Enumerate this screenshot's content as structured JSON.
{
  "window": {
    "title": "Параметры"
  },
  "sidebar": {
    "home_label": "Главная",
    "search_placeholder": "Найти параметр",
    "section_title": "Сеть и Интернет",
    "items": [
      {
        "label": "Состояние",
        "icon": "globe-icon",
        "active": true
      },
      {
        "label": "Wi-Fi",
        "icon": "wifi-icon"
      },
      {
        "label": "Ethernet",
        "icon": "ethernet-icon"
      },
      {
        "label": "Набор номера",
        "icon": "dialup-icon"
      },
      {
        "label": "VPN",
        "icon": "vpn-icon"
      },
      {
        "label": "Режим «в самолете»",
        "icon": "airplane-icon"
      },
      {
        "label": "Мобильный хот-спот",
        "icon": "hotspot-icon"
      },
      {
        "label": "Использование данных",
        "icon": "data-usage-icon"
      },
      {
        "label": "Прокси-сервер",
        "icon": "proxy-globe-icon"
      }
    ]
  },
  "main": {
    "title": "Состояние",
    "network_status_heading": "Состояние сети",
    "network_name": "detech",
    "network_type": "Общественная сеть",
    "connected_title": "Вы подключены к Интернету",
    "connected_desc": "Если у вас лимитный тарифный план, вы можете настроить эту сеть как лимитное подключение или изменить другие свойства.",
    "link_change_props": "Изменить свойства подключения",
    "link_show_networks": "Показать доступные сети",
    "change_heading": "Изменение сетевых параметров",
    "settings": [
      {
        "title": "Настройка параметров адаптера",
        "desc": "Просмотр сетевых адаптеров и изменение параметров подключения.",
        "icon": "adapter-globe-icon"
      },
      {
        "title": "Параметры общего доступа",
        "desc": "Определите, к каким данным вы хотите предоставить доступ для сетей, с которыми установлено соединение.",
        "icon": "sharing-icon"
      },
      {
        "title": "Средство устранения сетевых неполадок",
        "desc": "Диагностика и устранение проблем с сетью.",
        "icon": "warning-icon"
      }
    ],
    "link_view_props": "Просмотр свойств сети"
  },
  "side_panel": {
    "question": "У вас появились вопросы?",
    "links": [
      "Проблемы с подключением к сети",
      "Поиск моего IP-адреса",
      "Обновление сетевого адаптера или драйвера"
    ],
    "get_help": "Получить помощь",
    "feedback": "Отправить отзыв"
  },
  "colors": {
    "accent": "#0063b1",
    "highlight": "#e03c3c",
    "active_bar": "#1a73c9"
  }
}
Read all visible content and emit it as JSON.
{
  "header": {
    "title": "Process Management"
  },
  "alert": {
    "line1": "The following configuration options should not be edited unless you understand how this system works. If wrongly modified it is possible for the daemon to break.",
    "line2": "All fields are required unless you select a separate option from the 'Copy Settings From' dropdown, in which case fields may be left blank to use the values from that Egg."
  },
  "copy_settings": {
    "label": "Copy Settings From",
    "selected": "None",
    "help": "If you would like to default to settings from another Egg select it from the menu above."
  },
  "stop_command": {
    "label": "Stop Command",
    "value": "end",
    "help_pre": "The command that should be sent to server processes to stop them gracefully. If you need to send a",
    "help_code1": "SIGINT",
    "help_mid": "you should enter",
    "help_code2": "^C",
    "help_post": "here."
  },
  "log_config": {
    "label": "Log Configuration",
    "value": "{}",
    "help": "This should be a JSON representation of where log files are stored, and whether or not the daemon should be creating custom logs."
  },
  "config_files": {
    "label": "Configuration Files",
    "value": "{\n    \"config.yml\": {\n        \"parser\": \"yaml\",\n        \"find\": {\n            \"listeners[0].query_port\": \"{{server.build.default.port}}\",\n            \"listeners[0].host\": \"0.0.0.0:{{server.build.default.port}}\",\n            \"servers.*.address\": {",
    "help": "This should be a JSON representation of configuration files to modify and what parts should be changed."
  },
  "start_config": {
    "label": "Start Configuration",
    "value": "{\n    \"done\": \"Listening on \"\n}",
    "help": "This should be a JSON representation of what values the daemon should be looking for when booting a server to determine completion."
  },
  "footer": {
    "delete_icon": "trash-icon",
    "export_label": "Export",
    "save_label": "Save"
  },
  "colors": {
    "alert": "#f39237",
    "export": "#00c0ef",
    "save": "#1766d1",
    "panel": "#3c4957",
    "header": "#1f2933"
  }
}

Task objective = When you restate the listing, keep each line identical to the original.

Task output =
Enumerate this screenshot's content as structured JSON.
{
  "window": {
    "title": "Параметры"
  },
  "sidebar": {
    "home_label": "Главная",
    "search_placeholder": "Найти параметр",
    "section_title": "Сеть и Интернет",
    "items": [
      {
        "label": "Состояние",
        "icon": "globe-icon",
        "active": true
      },
      {
        "label": "Wi-Fi",
        "icon": "wifi-icon"
      },
      {
        "label": "Ethernet",
        "icon": "ethernet-icon"
      },
      {
        "label": "Набор номера",
        "icon": "dialup-icon"
      },
      {
        "label": "VPN",
        "icon": "vpn-icon"
      },
      {
        "label": "Режим «в самолете»",
        "icon": "airplane-icon"
      },
      {
        "label": "Мобильный хот-спот",
        "icon": "hotspot-icon"
      },
      {
        "label": "Использование данных",
        "icon": "data-usage-icon"
      },
      {
        "label": "Прокси-сервер",
        "icon": "proxy-globe-icon"
      }
    ]
  },
  "main": {
    "title": "Состояние",
    "network_status_heading": "Состояние сети",
    "network_name": "detech",
    "network_type": "Общественная сеть",
    "connected_title": "Вы подключены к Интернету",
    "connected_desc": "Если у вас лимитный тарифный план, вы можете настроить эту сеть как лимитное подключение или изменить другие свойства.",
    "link_change_props": "Изменить свойства подключения",
    "link_show_networks": "Показать доступные сети",
    "change_heading": "Изменение сетевых параметров",
    "settings": [
      {
        "title": "Настройка параметров адаптера",
        "desc": "Просмотр сетевых адаптеров и изменение параметров подключения.",
        "icon": "adapter-globe-icon"
      },
      {
        "title": "Параметры общего доступа",
        "desc": "Определите, к каким данным вы хотите предоставить доступ для сетей, с которыми установлено соединение.",
        "icon": "sharing-icon"
      },
      {
        "title": "Средство устранения сетевых неполадок",
        "desc": "Диагностика и устранение проблем с сетью.",
        "icon": "warning-icon"
      }
    ],
    "link_view_props": "Просмотр свойств сети"
  },
  "side_panel": {
    "question": "У вас появились вопросы?",
    "links": [
      "Проблемы с подключением к сети",
      "Поиск моего IP-адреса",
      "Обновление сетевого адаптера или драйвера"
    ],
    "get_help": "Получить помощь",
    "feedback": "Отправить отзыв"
  },
  "colors": {
    "accent": "#0063b1",
    "highlight": "#e03c3c",
    "active_bar": "#1a73c9"
  }
}
Read all visible content and emit it as JSON.
{
  "header": {
    "title": "Process Management"
  },
  "alert": {
    "line1": "The following configuration options should not be edited unless you understand how this system works. If wrongly modified it is possible for the daemon to break.",
    "line2": "All fields are required unless you select a separate option from the 'Copy Settings From' dropdown, in which case fields may be left blank to use the values from that Egg."
  },
  "copy_settings": {
    "label": "Copy Settings From",
    "selected": "None",
    "help": "If you would like to default to settings from another Egg select it from the menu above."
  },
  "stop_command": {
    "label": "Stop Command",
    "value": "end",
    "help_pre": "The command that should be sent to server processes to stop them gracefully. If you need to send a",
    "help_code1": "SIGINT",
    "help_mid": "you should enter",
    "help_code2": "^C",
    "help_post": "here."
  },
  "log_config": {
    "label": "Log Configuration",
    "value": "{}",
    "help": "This should be a JSON representation of where log files are stored, and whether or not the daemon should be creating custom logs."
  },
  "config_files": {
    "label": "Configuration Files",
    "value": "{\n    \"config.yml\": {\n        \"parser\": \"yaml\",\n        \"find\": {\n            \"listeners[0].query_port\": \"{{server.build.default.port}}\",\n            \"listeners[0].host\": \"0.0.0.0:{{server.build.default.port}}\",\n            \"servers.*.address\": {",
    "help": "This should be a JSON representation of configuration files to modify and what parts should be changed."
  },
  "start_config": {
    "label": "Start Configuration",
    "value": "{\n    \"done\": \"Listening on \"\n}",
    "help": "This should be a JSON representation of what values the daemon should be looking for when booting a server to determine completion."
  },
  "footer": {
    "delete_icon": "trash-icon",
    "export_label": "Export",
    "save_label": "Save"
  },
  "colors": {
    "alert": "#f39237",
    "export": "#00c0ef",
    "save": "#1766d1",
    "panel": "#3c4957",
    "header": "#1f2933"
  }
}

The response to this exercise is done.